This week Greg Donald, general manager of the P.E.I. Potato Board, told CBC demand for fresh potatoes faced an initial surge as a result of COVID-19, but has since levelled off. Demand for processed potato products like french fries has fallen off, he said, as people across North America are ordered to stay home.

Two years ago Cavendish Farms announced it was closing its facility for packaging fresh potatoes in O'Leary due to a lack of potatoes, affecting 40 jobs. At the time the company said it would focus on frozen potato processing at its plants in New Annan.

In the past Cavendish Farms has talked about a lack of local potatoes for its P.E.I. processing operations, trucking spuds in from as far away as Alberta and Idaho.

Frozen potatoes make up the single biggest international export product from P.E.I., worth an estimated $305 million in 2018. (Shane Hennessey/CBC)

Industry Canada data shows that year after year, frozen potatoes make up the single biggest international export from the Island, worth an estimated $305 million in 2018. 

Safety measures at processing plants

On its website, Cavendish Farms has outlined steps to protect staff in the midst of the COVID-19 pandemic, including:

  • enhanced sanitation and disinfection protocols;

  • new screening protocols at site entrances;

  • providing three paid emergency leave days for staff to provide time to manage "alternate childcare arrangements during school closures or to care for sick or vulnerable family members;"

  • introducing "pay continuation" for those ordered to self-isolate due to coronavirus;

  • stopping international travel and domestic air travel for staff, and encouraging meetings to be held by distance;

  • limiting the number of people on-site "to those team members required for the safe and reliable operation of our business."

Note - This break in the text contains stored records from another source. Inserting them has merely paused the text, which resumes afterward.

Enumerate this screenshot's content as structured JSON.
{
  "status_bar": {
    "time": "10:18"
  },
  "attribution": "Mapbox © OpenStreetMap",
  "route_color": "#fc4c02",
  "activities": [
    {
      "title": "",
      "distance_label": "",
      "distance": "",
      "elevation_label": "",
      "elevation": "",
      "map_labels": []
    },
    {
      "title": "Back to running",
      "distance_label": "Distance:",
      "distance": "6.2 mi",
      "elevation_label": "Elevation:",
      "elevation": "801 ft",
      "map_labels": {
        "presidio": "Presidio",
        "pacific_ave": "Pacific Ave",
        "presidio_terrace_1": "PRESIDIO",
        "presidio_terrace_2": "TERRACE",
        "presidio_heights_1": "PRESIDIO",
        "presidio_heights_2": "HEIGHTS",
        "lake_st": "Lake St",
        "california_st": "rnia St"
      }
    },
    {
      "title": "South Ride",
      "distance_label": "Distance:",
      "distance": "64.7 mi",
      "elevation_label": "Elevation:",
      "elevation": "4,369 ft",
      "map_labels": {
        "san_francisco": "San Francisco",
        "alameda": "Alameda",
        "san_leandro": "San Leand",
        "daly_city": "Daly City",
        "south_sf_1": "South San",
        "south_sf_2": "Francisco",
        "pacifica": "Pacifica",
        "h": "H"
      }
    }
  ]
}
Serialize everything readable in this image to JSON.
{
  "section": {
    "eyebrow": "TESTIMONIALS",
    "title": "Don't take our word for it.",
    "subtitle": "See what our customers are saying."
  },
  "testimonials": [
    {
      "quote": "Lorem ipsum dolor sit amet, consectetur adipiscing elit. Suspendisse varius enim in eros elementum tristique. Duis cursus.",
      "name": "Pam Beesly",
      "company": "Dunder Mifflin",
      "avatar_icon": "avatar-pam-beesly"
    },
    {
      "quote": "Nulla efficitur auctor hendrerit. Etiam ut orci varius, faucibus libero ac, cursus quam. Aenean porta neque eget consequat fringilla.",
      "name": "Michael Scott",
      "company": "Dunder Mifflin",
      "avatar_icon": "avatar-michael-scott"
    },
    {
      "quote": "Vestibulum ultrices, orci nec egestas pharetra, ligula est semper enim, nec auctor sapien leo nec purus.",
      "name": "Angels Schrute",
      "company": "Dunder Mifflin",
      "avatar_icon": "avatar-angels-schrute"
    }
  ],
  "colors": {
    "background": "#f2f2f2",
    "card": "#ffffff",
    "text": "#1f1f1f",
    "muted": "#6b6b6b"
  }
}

The coronavirus outbreak "is creating a rapidly changing environment," the company says on its website. "Governments have recognized food production as an essential service. During these challenging times, we are doing everything possible to ensure we keep producing food for our customers and your family."

COVID-19: What you need to know

What are the symptoms of COVID-19?

Common symptoms include:

  • Fever.
  • Cough.
  • Tiredness.

But more serious symptoms can develop, including difficulty breathing and pneumonia, which can lead to death.

Health Canada has built a self-assessment tool.

What should I do if I feel sick?

Isolate yourself and call 811. Do not visit an emergency room or urgent care centre to get tested. A health professional at 811 will give you advice and instructions.

How can I protect myself?

  • Wash your hands frequently and thoroughly.

  • Avoid touching your eyes, nose and mouth.

  • Clean regularly touched surfaces regularly.

  • Practise physical distancing.

More detailed information on the outbreak is available on the federal government's website.

More COVID-19 stories from CBC P.E.I.

 

About the Author

Kerry Campbell

Provincial Affairs Reporter

Kerry Campbell is the provincial affairs reporter for CBC P.E.I., covering politics and the provincial legislature. kerry.campbell@cbc.ca

Comments

To encourage thoughtful and respectful conversations, first and last names will appear with each submission to CBC/Radio-Canada's online communities (except in children and youth-oriented communities). Pseudonyms will no longer be permitted.

By submitting a comment, you accept that CBC has the right to reproduce and publish that comment in whole or in part, in any manner CBC chooses. Please note that CBC does not endorse the opinions expressed in comments. Comments on this story are moderated according to our Submission Guidelines. Comments are welcome while open. We reserve the right to close comments at any time.

now